» **Required action**
Reproduce all the material verbatim, down to the last line.

» **Dataset extract**
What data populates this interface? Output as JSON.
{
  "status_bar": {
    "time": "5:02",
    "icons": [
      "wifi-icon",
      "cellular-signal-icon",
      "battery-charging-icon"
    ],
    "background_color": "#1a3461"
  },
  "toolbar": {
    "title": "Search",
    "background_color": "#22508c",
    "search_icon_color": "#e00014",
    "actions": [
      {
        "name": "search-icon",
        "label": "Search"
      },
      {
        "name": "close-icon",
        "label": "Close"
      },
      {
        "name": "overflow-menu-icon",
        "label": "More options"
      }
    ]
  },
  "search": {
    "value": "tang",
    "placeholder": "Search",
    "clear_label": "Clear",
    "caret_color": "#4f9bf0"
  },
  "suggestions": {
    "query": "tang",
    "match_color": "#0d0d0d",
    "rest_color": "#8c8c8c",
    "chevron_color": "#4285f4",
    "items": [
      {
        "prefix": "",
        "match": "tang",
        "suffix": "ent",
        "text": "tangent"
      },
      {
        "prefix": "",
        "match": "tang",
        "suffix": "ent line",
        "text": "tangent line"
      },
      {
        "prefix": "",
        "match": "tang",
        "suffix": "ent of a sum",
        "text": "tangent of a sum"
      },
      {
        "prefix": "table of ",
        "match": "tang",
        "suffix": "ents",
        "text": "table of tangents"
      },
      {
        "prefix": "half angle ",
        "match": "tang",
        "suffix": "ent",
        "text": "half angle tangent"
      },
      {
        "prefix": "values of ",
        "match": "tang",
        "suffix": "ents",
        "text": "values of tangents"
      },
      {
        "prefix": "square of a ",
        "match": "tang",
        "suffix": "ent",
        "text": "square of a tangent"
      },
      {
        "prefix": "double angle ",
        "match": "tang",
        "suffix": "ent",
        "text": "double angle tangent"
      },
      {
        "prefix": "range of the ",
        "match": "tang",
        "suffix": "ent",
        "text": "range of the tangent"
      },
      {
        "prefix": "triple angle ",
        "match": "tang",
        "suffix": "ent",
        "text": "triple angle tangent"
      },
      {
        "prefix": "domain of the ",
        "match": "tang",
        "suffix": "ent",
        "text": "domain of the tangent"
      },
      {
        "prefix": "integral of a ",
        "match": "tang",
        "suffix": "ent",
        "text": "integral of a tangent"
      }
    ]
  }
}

» **Answer box**
What data populates this interface? Output as JSON.
{
  "status_bar": {
    "time": "5:02",
    "icons": [
      "wifi-icon",
      "cellular-signal-icon",
      "battery-charging-icon"
    ],
    "background_color": "#1a3461"
  },
  "toolbar": {
    "title": "Search",
    "background_color": "#22508c",
    "search_icon_color": "#e00014",
    "actions": [
      {
        "name": "search-icon",
        "label": "Search"
      },
      {
        "name": "close-icon",
        "label": "Close"
      },
      {
        "name": "overflow-menu-icon",
        "label": "More options"
      }
    ]
  },
  "search": {
    "value": "tang",
    "placeholder": "Search",
    "clear_label": "Clear",
    "caret_color": "#4f9bf0"
  },
  "suggestions": {
    "query": "tang",
    "match_color": "#0d0d0d",
    "rest_color": "#8c8c8c",
    "chevron_color": "#4285f4",
    "items": [
      {
        "prefix": "",
        "match": "tang",
        "suffix": "ent",
        "text": "tangent"
      },
      {
        "prefix": "",
        "match": "tang",
        "suffix": "ent line",
        "text": "tangent line"
      },
      {
        "prefix": "",
        "match": "tang",
        "suffix": "ent of a sum",
        "text": "tangent of a sum"
      },
      {
        "prefix": "table of ",
        "match": "tang",
        "suffix": "ents",
        "text": "table of tangents"
      },
      {
        "prefix": "half angle ",
        "match": "tang",
        "suffix": "ent",
        "text": "half angle tangent"
      },
      {
        "prefix": "values of ",
        "match": "tang",
        "suffix": "ents",
        "text": "values of tangents"
      },
      {
        "prefix": "square of a ",
        "match": "tang",
        "suffix": "ent",
        "text": "square of a tangent"
      },
      {
        "prefix": "double angle ",
        "match": "tang",
        "suffix": "ent",
        "text": "double angle tangent"
      },
      {
        "prefix": "range of the ",
        "match": "tang",
        "suffix": "ent",
        "text": "range of the tangent"
      },
      {
        "prefix": "triple angle ",
        "match": "tang",
        "suffix": "ent",
        "text": "triple angle tangent"
      },
      {
        "prefix": "domain of the ",
        "match": "tang",
        "suffix": "ent",
        "text": "domain of the tangent"
      },
      {
        "prefix": "integral of a ",
        "match": "tang",
        "suffix": "ent",
        "text": "integral of a tangent"
      }
    ]
  }
}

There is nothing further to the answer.